If you have read my books, then you have met my cousin Daisy. She is a black Labrador retriever, and we are about the same age. She has three human brothers, but I only have one human brother, Joey.
One of the things I admire about Daisy is her very long legs that enable her to escape the confines of her yard, which she does regularly. Her human parents usually don’t know about Daisy’s escapades, but once in a while she miscalculates, and they come home to a dog-less household. A horrible thought, I know. This precipitates a search of the neighborhood.
But Daisy’s humans have not bargained with her canine cunning. Hearing her name called in the distance, Daisy takes an alternate route, sometimes from yard to yard, until she is back home. When her frantic humans return home with plans to plaster the neighborhood with posters of “Lost Dog” beneath her photo, they find her resting in the shade in a dark corner of the yard. She has mastered the “Who me?” expression (which I taught her, incidentally).
One thing Daisy and I definitely agree on is the human notion that dogs do not need lunch. Recently, Daisy was visiting while her humans were gone. “Well, Marcy Mary, what do you do with yourself all day?”
After I told her my routine, she gave a great sigh. “And they expect you to guard everything all day with no lunch?”
I nodded sadly.
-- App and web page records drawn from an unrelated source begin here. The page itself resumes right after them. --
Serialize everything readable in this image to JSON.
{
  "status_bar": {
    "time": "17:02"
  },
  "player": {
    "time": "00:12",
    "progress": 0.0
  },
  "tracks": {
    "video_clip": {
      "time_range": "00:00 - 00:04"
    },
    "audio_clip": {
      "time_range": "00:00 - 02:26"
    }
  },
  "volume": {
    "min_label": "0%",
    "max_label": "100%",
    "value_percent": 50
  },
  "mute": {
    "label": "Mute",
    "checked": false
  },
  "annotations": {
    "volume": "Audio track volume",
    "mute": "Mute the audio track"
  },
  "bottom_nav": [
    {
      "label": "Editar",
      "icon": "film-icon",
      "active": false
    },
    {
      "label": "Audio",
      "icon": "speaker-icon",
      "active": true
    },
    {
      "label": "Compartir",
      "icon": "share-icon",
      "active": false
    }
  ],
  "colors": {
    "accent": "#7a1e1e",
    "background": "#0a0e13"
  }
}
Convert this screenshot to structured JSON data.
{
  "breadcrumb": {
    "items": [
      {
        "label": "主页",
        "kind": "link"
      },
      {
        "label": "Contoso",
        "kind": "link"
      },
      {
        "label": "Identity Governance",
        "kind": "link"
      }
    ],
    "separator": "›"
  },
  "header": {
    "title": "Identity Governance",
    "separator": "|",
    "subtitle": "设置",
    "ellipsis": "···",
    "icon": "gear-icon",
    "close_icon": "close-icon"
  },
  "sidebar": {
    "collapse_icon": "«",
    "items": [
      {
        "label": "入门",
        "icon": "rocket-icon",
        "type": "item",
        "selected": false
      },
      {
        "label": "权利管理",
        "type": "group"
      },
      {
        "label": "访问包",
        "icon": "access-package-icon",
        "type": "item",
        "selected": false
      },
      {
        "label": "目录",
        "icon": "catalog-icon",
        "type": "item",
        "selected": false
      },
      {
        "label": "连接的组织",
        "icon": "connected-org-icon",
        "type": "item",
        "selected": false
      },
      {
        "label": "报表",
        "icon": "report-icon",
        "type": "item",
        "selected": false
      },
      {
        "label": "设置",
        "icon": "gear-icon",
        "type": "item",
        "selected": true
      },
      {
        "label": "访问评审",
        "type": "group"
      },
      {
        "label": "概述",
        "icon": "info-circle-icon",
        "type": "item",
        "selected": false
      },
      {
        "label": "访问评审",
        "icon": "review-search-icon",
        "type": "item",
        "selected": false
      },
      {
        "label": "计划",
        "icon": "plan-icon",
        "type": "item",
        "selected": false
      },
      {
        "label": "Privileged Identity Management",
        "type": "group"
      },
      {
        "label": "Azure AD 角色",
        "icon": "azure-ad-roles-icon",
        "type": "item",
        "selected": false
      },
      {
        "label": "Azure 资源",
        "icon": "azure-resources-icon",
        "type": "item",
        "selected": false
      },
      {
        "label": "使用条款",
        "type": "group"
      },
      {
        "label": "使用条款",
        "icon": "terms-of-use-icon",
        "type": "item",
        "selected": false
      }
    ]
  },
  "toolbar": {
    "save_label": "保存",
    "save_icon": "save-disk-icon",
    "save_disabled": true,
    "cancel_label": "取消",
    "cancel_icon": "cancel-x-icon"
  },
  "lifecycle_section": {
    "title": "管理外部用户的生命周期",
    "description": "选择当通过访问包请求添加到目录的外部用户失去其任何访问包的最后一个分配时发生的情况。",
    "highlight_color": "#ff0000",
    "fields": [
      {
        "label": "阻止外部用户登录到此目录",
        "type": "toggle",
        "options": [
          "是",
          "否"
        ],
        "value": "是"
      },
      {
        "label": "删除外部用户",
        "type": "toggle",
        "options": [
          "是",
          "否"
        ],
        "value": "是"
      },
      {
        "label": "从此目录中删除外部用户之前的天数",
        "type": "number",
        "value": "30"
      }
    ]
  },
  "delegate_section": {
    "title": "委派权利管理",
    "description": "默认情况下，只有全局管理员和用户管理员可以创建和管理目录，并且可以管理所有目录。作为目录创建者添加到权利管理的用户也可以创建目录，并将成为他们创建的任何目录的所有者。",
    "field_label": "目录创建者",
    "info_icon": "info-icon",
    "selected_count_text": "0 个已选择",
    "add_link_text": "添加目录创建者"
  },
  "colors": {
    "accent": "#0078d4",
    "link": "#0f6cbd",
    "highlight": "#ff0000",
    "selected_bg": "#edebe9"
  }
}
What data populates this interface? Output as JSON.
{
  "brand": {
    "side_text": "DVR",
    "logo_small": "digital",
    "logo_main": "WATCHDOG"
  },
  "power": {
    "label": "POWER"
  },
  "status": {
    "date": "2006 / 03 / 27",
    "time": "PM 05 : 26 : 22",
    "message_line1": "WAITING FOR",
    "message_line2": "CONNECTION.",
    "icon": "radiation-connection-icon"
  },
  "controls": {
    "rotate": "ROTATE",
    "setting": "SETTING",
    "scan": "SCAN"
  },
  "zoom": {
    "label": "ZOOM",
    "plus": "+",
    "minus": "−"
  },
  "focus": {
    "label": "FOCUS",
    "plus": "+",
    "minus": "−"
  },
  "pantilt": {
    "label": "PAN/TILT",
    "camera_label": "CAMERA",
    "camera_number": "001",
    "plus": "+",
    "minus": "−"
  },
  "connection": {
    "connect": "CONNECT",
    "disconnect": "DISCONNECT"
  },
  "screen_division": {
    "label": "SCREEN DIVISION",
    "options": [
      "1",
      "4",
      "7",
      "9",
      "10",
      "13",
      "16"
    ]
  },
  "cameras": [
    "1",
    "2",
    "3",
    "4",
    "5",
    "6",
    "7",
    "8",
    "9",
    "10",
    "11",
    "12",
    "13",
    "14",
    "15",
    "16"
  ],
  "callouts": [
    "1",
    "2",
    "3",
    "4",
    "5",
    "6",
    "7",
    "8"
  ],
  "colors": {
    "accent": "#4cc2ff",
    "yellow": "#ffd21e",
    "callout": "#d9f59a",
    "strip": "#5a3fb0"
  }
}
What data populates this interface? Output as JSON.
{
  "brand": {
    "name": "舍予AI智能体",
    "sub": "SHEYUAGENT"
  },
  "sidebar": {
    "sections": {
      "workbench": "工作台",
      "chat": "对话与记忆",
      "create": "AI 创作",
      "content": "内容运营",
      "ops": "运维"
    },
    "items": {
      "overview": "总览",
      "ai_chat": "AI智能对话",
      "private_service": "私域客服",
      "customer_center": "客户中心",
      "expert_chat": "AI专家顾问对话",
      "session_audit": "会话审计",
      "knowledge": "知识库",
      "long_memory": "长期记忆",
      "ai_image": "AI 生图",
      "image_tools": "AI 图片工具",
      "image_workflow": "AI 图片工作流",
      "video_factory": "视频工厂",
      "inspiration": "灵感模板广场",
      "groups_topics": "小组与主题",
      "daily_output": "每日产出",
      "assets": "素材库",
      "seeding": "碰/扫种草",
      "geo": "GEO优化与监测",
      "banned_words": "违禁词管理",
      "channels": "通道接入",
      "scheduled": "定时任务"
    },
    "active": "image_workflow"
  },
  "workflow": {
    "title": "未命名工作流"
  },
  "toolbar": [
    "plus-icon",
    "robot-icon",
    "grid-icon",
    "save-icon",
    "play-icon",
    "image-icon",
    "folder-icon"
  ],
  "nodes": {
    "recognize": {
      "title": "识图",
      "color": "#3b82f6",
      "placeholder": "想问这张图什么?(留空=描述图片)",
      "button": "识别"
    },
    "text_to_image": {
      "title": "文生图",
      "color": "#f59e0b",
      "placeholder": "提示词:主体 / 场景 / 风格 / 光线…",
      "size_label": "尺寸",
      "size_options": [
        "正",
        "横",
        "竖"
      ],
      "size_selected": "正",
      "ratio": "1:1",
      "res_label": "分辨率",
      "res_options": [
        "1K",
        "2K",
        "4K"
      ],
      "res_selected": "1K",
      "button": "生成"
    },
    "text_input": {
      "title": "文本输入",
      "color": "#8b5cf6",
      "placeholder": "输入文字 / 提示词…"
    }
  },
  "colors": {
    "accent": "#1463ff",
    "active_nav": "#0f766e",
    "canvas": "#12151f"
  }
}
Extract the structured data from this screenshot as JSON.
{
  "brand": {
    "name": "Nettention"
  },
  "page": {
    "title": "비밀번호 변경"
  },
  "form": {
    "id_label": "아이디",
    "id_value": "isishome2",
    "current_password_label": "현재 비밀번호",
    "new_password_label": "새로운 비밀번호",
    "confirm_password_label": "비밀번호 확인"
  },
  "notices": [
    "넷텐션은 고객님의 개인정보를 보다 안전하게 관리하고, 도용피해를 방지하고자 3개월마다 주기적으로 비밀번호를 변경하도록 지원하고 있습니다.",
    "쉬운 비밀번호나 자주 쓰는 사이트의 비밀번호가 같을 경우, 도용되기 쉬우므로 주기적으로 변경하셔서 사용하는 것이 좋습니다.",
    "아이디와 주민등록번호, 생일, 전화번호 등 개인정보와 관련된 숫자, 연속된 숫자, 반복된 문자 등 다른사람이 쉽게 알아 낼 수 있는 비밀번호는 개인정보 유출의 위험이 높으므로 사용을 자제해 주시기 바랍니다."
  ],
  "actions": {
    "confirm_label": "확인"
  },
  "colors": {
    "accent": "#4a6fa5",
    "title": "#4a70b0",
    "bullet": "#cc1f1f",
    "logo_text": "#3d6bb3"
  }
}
“Well, if they won’t feed us lunch, let’s go find some,” Daisy said with an engaging Labrador smile.
“But how?” I responded. “We’re fenced in.”
She looked at me with a knowing smirk. “Have you ever seen a fence that could keep me in? Come on,” Daisy said as she trotted over to the gate. Getting up on her lovely long hind limbs, she easily flipped the gate latch open with her strong, pointy nose. The gate swung open. “I know where to get lunch. Follow me.”
We took off up the street, and I must say, the sense of freedom was exhilarating! When we reached the dead end, I was puzzled. “There is nothing beyond here, except chaparral.”
“I beg to differ, Marcy Mary. The drainage ditch is also here, and that leads straight to the grade school … and I just heard the lunch bell ring.”
“Ohhhhh,” I said. “I understand. But that’s Joey’s school.”
“You worry too much. We just have to be stealthy.”
In a few minutes, we were at the brush-covered fence of the schoolyard. Following Daisy, I crawled under a bush and easily slipped under a bend in the chain-link fence. As soon as we cleared the foliage, I heard a young voice shout, “That black dog is back, and it looks like she brought a wiener dog friend!”
Really? “Wiener dog”?
But I didn’t have time to react appropriately, since we were quickly surrounded by children offering us little tidbits from their lunches. Daisy had trained these kids well. I accepted slivers of meat, chips, and even a piece of apple, but that wasn’t all that great. Daisy eagerly ate everything, even a tomato. Yuck!
All was going well until a strident whistle split the air. Looking across the schoolyard, I saw a large red-faced woman rapidly heading our way who was stuffed into navy-blue trousers and a white polo shirt. The whistle, which she kept tooting, was in her mouth. She looked like The Little Engine That Could … or maybe not.
“Time to go,” Daisy said nonchalantly.
We trotted over to the bushes by the fence, disappeared into the branches, slipped under the fence, and headed back up the drainage ditch. We were soon back at our gate. I pushed it shut, and Daisy closed the latch. Soon, we were in our beds on guard duty.
That evening, Daisy and I were in Joey’s room when he stared at us and said, “I thought I saw you guys at school today.”
I looked at Daisy, and she looked at me. We both gave Joey the “Who me?” expression.
After a few seconds, he said, “Well, maybe it wasn’t you. I mean, how could you open the gate?”